PROBLEM TO SOLVE: Starting at the line that contains "What data populates", copy every line through the end of the records below exactly as written, leaving out pictures.

BEGIN

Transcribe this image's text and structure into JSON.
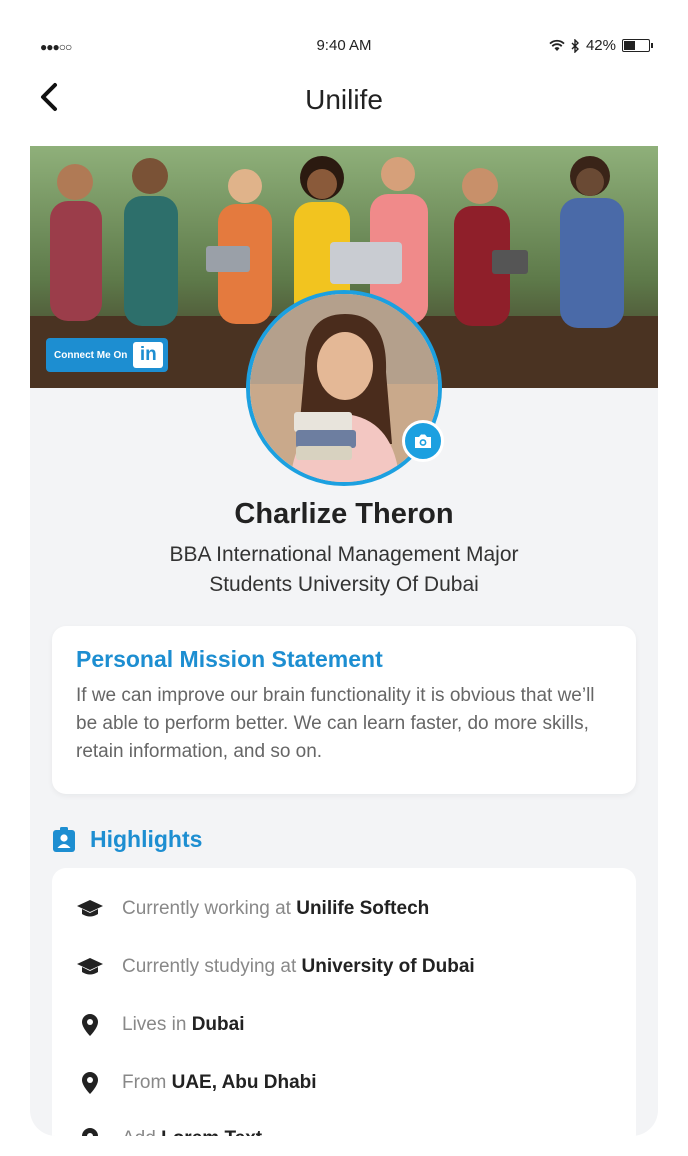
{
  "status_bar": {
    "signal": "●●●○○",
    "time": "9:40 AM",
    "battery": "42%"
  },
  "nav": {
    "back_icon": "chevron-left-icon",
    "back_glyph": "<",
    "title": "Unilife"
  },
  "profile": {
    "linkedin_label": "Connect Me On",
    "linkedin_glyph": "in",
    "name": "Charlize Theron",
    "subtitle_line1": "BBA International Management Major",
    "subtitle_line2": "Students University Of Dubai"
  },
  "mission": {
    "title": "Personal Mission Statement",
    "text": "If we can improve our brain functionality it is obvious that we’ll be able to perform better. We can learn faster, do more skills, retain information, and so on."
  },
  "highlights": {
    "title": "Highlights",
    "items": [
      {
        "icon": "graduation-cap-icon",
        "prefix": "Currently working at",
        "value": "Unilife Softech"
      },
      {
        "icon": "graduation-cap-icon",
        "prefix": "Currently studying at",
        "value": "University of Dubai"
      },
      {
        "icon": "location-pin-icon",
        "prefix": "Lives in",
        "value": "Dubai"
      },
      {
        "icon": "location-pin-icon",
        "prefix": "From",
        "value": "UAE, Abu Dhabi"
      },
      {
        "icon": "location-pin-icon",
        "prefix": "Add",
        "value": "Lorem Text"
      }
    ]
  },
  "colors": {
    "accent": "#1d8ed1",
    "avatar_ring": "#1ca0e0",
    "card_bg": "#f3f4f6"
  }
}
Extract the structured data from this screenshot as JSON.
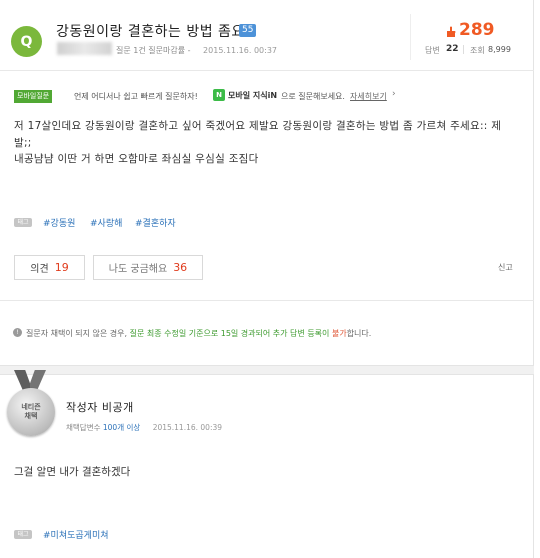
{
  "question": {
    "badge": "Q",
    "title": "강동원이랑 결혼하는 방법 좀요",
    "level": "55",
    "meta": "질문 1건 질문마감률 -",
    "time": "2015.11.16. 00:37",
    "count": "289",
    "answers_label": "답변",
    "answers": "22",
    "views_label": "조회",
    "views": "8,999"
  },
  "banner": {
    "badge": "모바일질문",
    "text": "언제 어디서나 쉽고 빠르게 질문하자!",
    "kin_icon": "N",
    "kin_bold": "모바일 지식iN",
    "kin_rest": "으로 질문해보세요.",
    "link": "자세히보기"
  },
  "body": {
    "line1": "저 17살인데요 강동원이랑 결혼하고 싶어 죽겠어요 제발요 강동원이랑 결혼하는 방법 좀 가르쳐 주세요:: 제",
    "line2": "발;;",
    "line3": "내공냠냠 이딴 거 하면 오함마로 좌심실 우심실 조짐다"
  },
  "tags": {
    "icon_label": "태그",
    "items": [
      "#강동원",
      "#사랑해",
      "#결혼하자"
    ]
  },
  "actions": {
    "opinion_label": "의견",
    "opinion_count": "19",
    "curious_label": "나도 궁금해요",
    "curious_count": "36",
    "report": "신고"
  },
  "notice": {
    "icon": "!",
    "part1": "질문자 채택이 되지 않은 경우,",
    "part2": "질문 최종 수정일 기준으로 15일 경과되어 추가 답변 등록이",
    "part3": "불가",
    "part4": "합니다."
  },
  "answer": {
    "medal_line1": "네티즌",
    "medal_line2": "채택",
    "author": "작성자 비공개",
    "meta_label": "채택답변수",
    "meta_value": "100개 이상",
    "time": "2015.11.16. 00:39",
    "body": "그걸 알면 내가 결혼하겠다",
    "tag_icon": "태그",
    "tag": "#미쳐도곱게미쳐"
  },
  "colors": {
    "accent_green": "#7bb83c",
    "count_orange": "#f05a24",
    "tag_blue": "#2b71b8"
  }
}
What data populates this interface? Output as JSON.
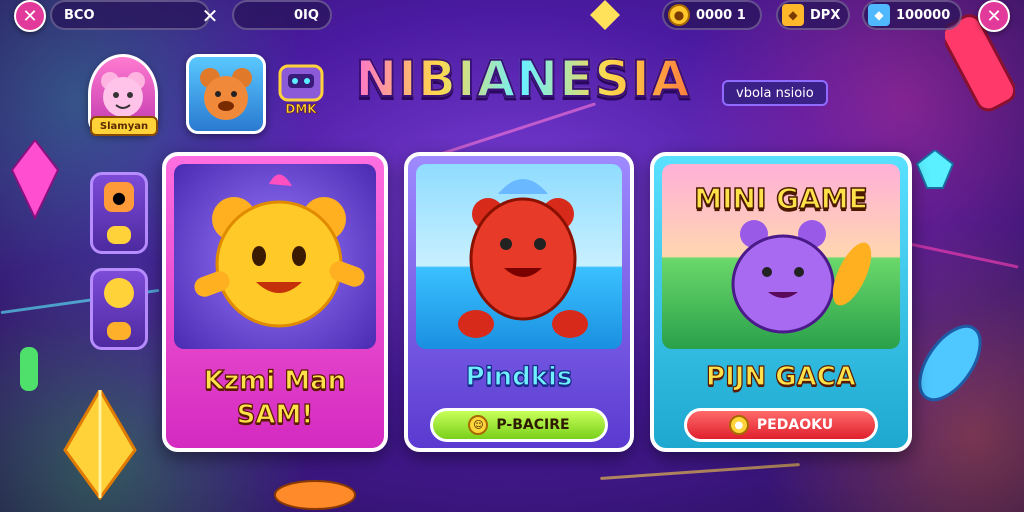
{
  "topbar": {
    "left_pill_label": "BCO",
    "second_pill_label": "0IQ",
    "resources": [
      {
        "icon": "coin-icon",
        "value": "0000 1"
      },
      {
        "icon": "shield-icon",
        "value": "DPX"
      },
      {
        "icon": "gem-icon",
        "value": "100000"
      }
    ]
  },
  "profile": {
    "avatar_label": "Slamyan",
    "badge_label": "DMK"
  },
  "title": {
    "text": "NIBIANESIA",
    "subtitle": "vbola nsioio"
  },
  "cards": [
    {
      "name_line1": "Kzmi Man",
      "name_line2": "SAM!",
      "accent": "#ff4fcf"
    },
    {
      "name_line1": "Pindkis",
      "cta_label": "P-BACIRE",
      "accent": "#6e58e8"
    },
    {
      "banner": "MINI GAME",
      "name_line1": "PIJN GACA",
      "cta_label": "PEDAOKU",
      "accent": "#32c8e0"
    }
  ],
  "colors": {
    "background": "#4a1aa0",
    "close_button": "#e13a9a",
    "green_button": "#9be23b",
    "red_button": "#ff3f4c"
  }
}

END

SOLUTION TO THIS PROBLEM:
What data populates this interface? Output as JSON.
{
  "topbar": {
    "left_pill_label": "BCO",
    "second_pill_label": "0IQ",
    "resources": [
      {
        "icon": "coin-icon",
        "value": "0000 1"
      },
      {
        "icon": "shield-icon",
        "value": "DPX"
      },
      {
        "icon": "gem-icon",
        "value": "100000"
      }
    ]
  },
  "profile": {
    "avatar_label": "Slamyan",
    "badge_label": "DMK"
  },
  "title": {
    "text": "NIBIANESIA",
    "subtitle": "vbola nsioio"
  },
  "cards": [
    {
      "name_line1": "Kzmi Man",
      "name_line2": "SAM!",
      "accent": "#ff4fcf"
    },
    {
      "name_line1": "Pindkis",
      "cta_label": "P-BACIRE",
      "accent": "#6e58e8"
    },
    {
      "banner": "MINI GAME",
      "name_line1": "PIJN GACA",
      "cta_label": "PEDAOKU",
      "accent": "#32c8e0"
    }
  ],
  "colors": {
    "background": "#4a1aa0",
    "close_button": "#e13a9a",
    "green_button": "#9be23b",
    "red_button": "#ff3f4c"
  }
}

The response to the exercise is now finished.